I used to also be a very regularly attending church member; I have been all my life, somewhat to the puzzlement of many of the scientists around me. Now… well, I was proud of myself for making it to Ash Wednesday service and not having to lie down on the pew out of exhaustion. Many of the people at the service didn’t recognize me because I looked so sick. These are people I used to see every week. I was even on the board of directors of my church, but had to refuse a renomination on the grounds of health. Even something so mundane as attending church every week has become an unattainable goal for me. The old me is gone, and she has been for a couple years now.
You might reasonably ask why I’m telling you all of this; some of it is reasonably personal. The reason is really quite simple. I have been thanked many times by other patients for expressing sentiments and experiences that they and I share, but that they find difficult to express. So, on behalf of patients everywhere, please understand that every seriously ill person is in mourning. We are in mourning for ourselves. We miss the people we used to be far more than you can ever imagine. Just like all those glittery, angsty vampires, a large part of our life is gone. A large part of our self image is also dead.

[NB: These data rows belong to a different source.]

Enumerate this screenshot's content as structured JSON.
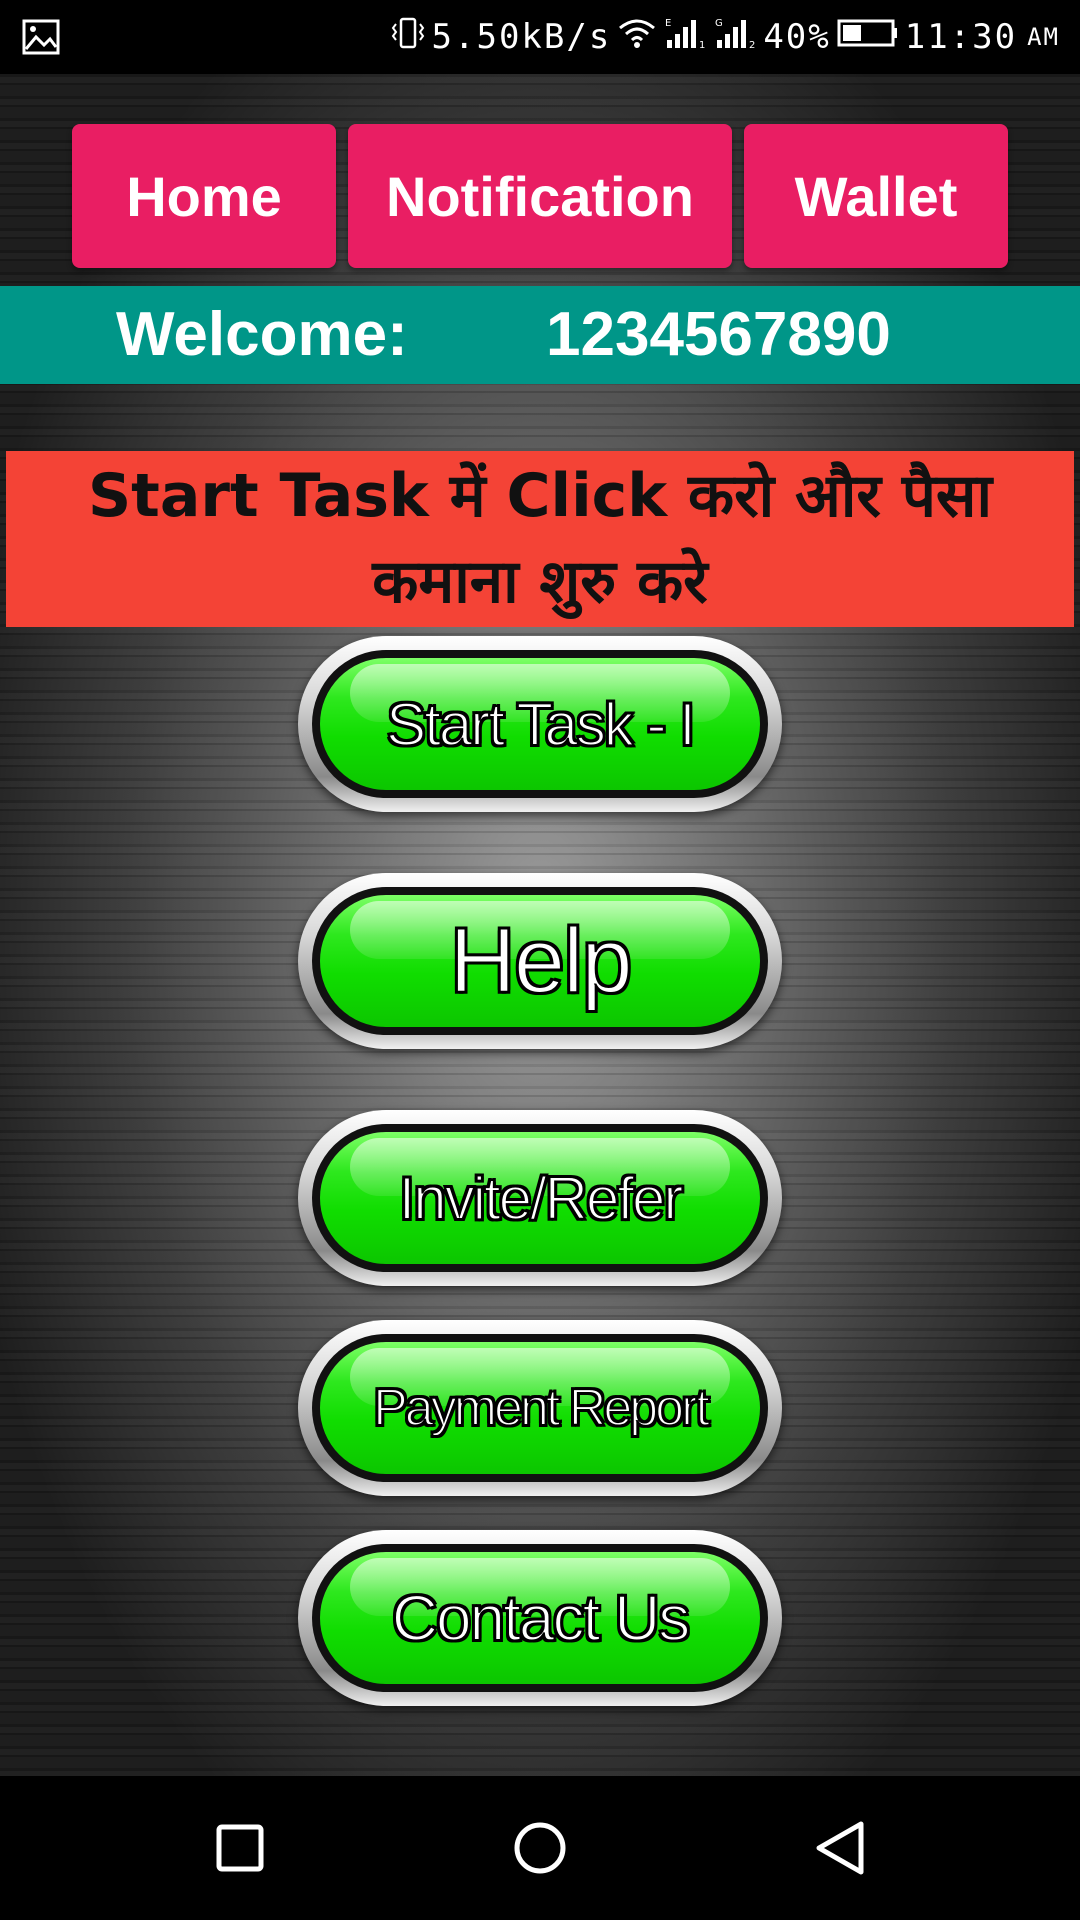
{
  "status_bar": {
    "speed": "5.50kB/s",
    "battery": "40%",
    "time": "11:30",
    "ampm": "AM",
    "icons": [
      "gallery-icon",
      "vibrate-icon",
      "wifi-icon",
      "signal-e-icon",
      "signal-g-icon",
      "battery-icon"
    ]
  },
  "nav": {
    "home": "Home",
    "notification": "Notification",
    "wallet": "Wallet"
  },
  "welcome": {
    "label": "Welcome:",
    "value": "1234567890"
  },
  "banner": {
    "text": "Start Task में Click करो और पैसा कमाना शुरु करे"
  },
  "buttons": {
    "start_task": "Start Task - I",
    "help": "Help",
    "invite": "Invite/Refer",
    "payment": "Payment Report",
    "contact": "Contact Us"
  },
  "colors": {
    "nav_button": "#e91e63",
    "welcome_bar": "#009688",
    "banner": "#f44336",
    "green_button": "#10dd00"
  },
  "system_nav": {
    "icons": [
      "recent-apps-icon",
      "home-circle-icon",
      "back-triangle-icon"
    ]
  }
}
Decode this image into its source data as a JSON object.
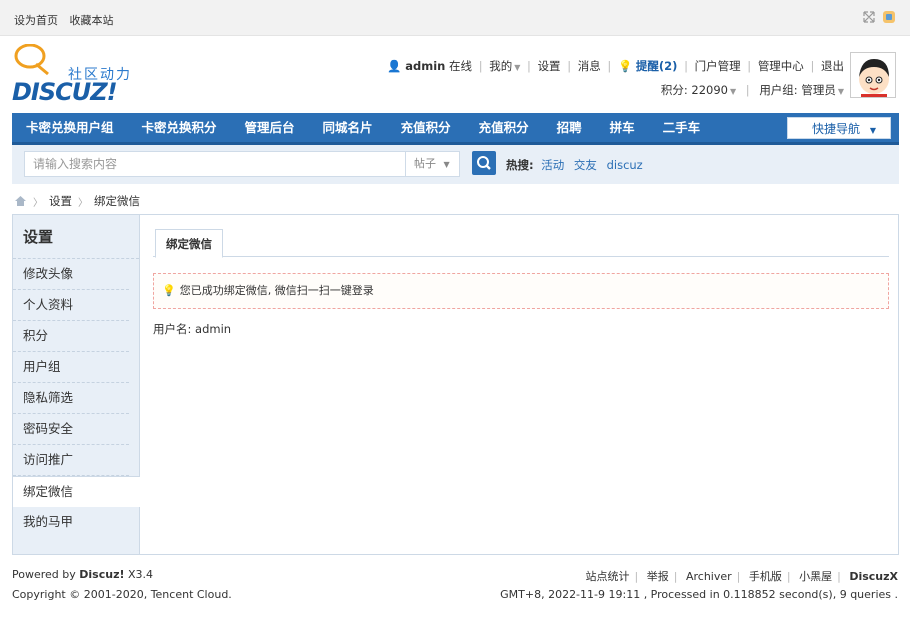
{
  "topbar": {
    "set_home": "设为首页",
    "bookmark": "收藏本站",
    "icons": [
      "resize-icon",
      "app-icon"
    ]
  },
  "logo": {
    "slogan": "社区动力",
    "brand": "DISCUZ!"
  },
  "user": {
    "name": "admin",
    "status": "在线",
    "my": "我的",
    "settings": "设置",
    "messages": "消息",
    "remind": "提醒(2)",
    "portal_admin": "门户管理",
    "admin_center": "管理中心",
    "logout": "退出",
    "points": "积分: 22090",
    "group": "用户组: 管理员"
  },
  "nav": {
    "items": [
      "卡密兑换用户组",
      "卡密兑换积分",
      "管理后台",
      "同城名片",
      "充值积分",
      "充值积分",
      "招聘",
      "拼车",
      "二手车"
    ],
    "quick_nav": "快捷导航"
  },
  "search": {
    "placeholder": "请输入搜索内容",
    "type": "帖子",
    "hot_label": "热搜:",
    "hot_items": [
      "活动",
      "交友",
      "discuz"
    ]
  },
  "breadcrumb": {
    "items": [
      "设置",
      "绑定微信"
    ]
  },
  "sidebar": {
    "title": "设置",
    "items": [
      "修改头像",
      "个人资料",
      "积分",
      "用户组",
      "隐私筛选",
      "密码安全",
      "访问推广",
      "绑定微信",
      "我的马甲"
    ],
    "active_index": 7
  },
  "content": {
    "tab": "绑定微信",
    "notice": "您已成功绑定微信, 微信扫一扫一键登录",
    "username_line": "用户名: admin"
  },
  "footer": {
    "powered_prefix": "Powered by",
    "powered_brand": "Discuz!",
    "version": "X3.4",
    "copyright": "Copyright © 2001-2020, Tencent Cloud.",
    "links": [
      "站点统计",
      "举报",
      "Archiver",
      "手机版",
      "小黑屋"
    ],
    "brand": "DiscuzX",
    "stats": "GMT+8, 2022-11-9 19:11 , Processed in 0.118852 second(s), 9 queries ."
  },
  "colors": {
    "nav_blue": "#2b6fb5",
    "light_blue_bg": "#e8eff7",
    "notice_border": "#f0a5a0"
  }
}
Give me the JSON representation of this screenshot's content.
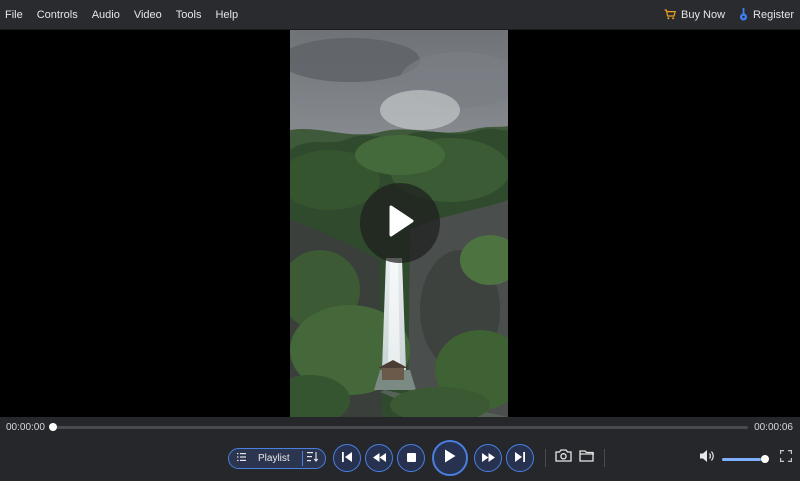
{
  "menu": {
    "items": [
      {
        "label": "File"
      },
      {
        "label": "Controls"
      },
      {
        "label": "Audio"
      },
      {
        "label": "Video"
      },
      {
        "label": "Tools"
      },
      {
        "label": "Help"
      }
    ],
    "buy_now": {
      "label": "Buy Now",
      "icon": "cart-icon"
    },
    "register": {
      "label": "Register",
      "icon": "key-icon"
    }
  },
  "player": {
    "overlay_icon": "play-icon",
    "time_current": "00:00:00",
    "time_total": "00:00:06",
    "progress": 0.0
  },
  "controls": {
    "playlist_label": "Playlist",
    "buttons": [
      "previous-icon",
      "rewind-icon",
      "stop-icon",
      "play-icon",
      "fast-forward-icon",
      "next-icon"
    ],
    "tools": [
      "snapshot-icon",
      "folder-icon"
    ],
    "volume_level": 0.85,
    "volume_icon": "volume-icon",
    "fullscreen_icon": "fullscreen-icon"
  },
  "colors": {
    "accent": "#4a7fe0",
    "buy_now_icon": "#f0a020",
    "register_icon": "#3d7ef0"
  }
}
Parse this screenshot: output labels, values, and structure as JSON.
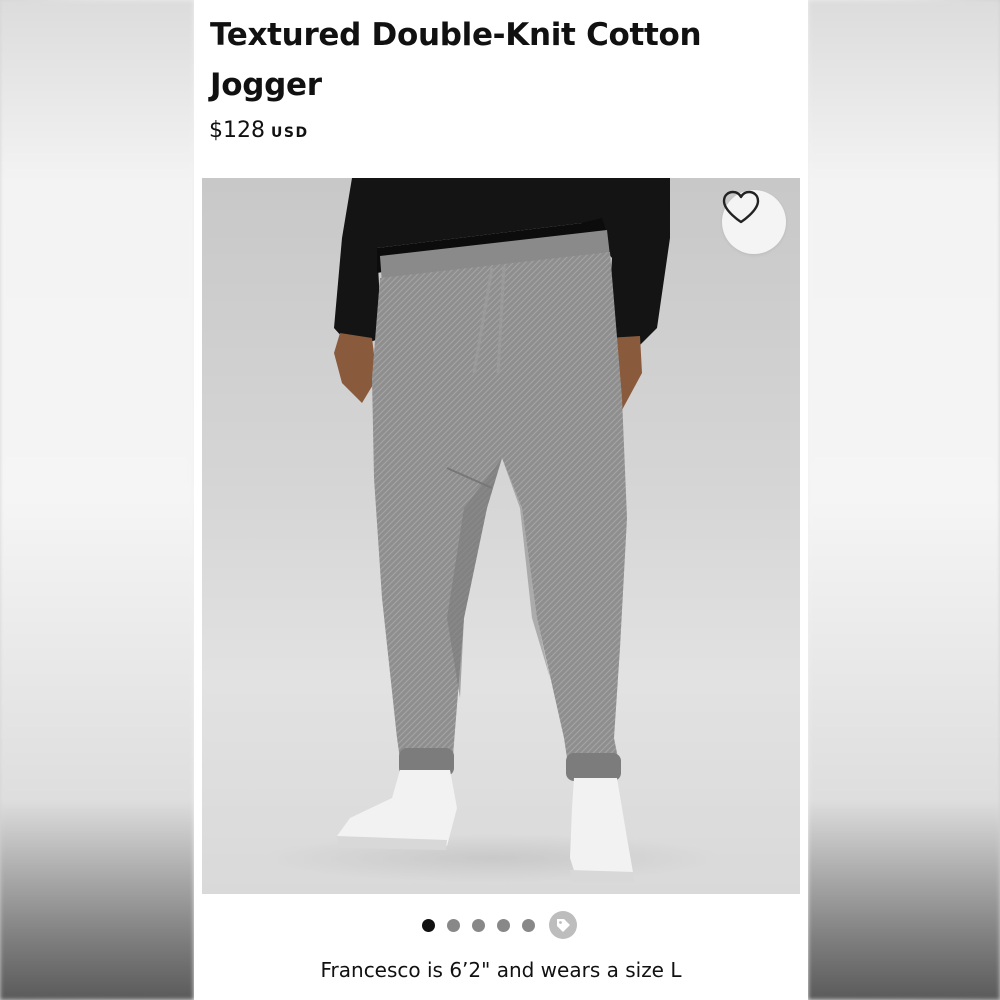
{
  "product": {
    "title_line1": "Textured Double-Knit Cotton",
    "title_line2": "Jogger",
    "price_amount": "$128",
    "price_currency": "USD"
  },
  "image": {
    "subject": "grey textured jogger pants with black long-sleeve top and white sneakers",
    "wishlist_icon": "heart-icon"
  },
  "carousel": {
    "total_dots": 5,
    "active_index": 0,
    "extra_icon": "price-tag-icon"
  },
  "model_note": "Francesco is 6’2\" and wears a size L",
  "colors": {
    "active_dot": "#111111",
    "inactive_dot": "#888888",
    "pant_grey": "#8e8e8e",
    "top_black": "#141414"
  }
}
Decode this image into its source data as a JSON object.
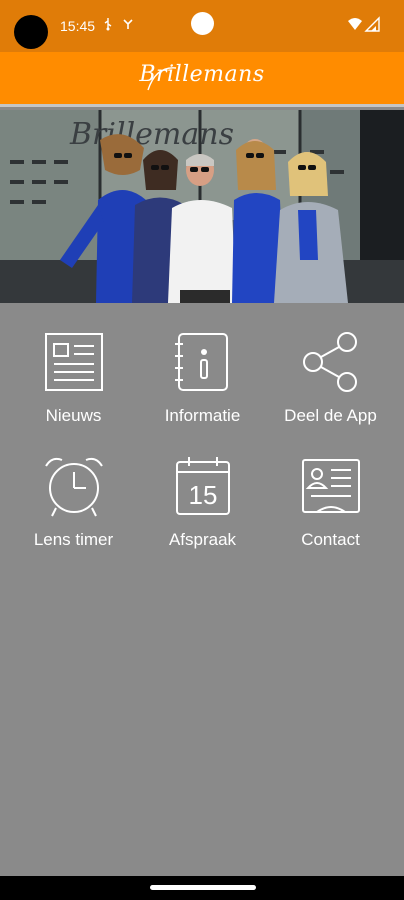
{
  "status_bar": {
    "time": "15:45",
    "left_icons": [
      "usb-icon",
      "network-icon"
    ],
    "right_icons": [
      "wifi-icon",
      "signal-icon"
    ]
  },
  "header": {
    "brand": "Brillemans",
    "color": "#ff8c00"
  },
  "hero": {
    "image": "shop-storefront-photo"
  },
  "menu": [
    {
      "label": "Nieuws",
      "icon": "newspaper-icon"
    },
    {
      "label": "Informatie",
      "icon": "info-book-icon"
    },
    {
      "label": "Deel de App",
      "icon": "share-icon"
    },
    {
      "label": "Lens timer",
      "icon": "alarm-clock-icon"
    },
    {
      "label": "Afspraak",
      "icon": "calendar-icon",
      "calendar_day": "15"
    },
    {
      "label": "Contact",
      "icon": "contact-card-icon"
    }
  ]
}
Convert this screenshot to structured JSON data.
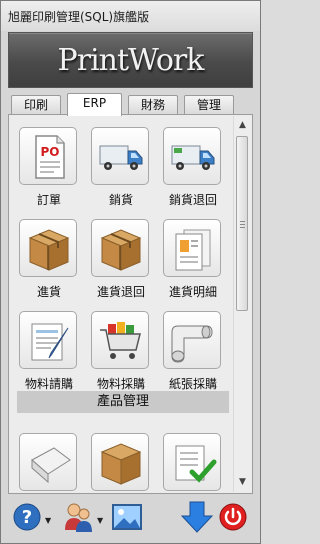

And for those who are new to the chronic illness experience this means that we are experiencing a time of great pain and of figuring out who one really is, once you remove all of the external activities, hobbies, habits, etc. of life. So please, be patient with us. If we seem moody or as if we’ve changed it’s because we are and we have. We are learning to live a half-life or, hopefully, learning to live a full life, although not the one we had before. Because that life is gone, and it won’t be coming back.
Image Credit: http://www.cartoon-clipart.com/cartoon_clipart_images/cartoon_vampire_about_to_suck_your_bood_coloring_page_0521-1010-2321-4328_SMU.jpg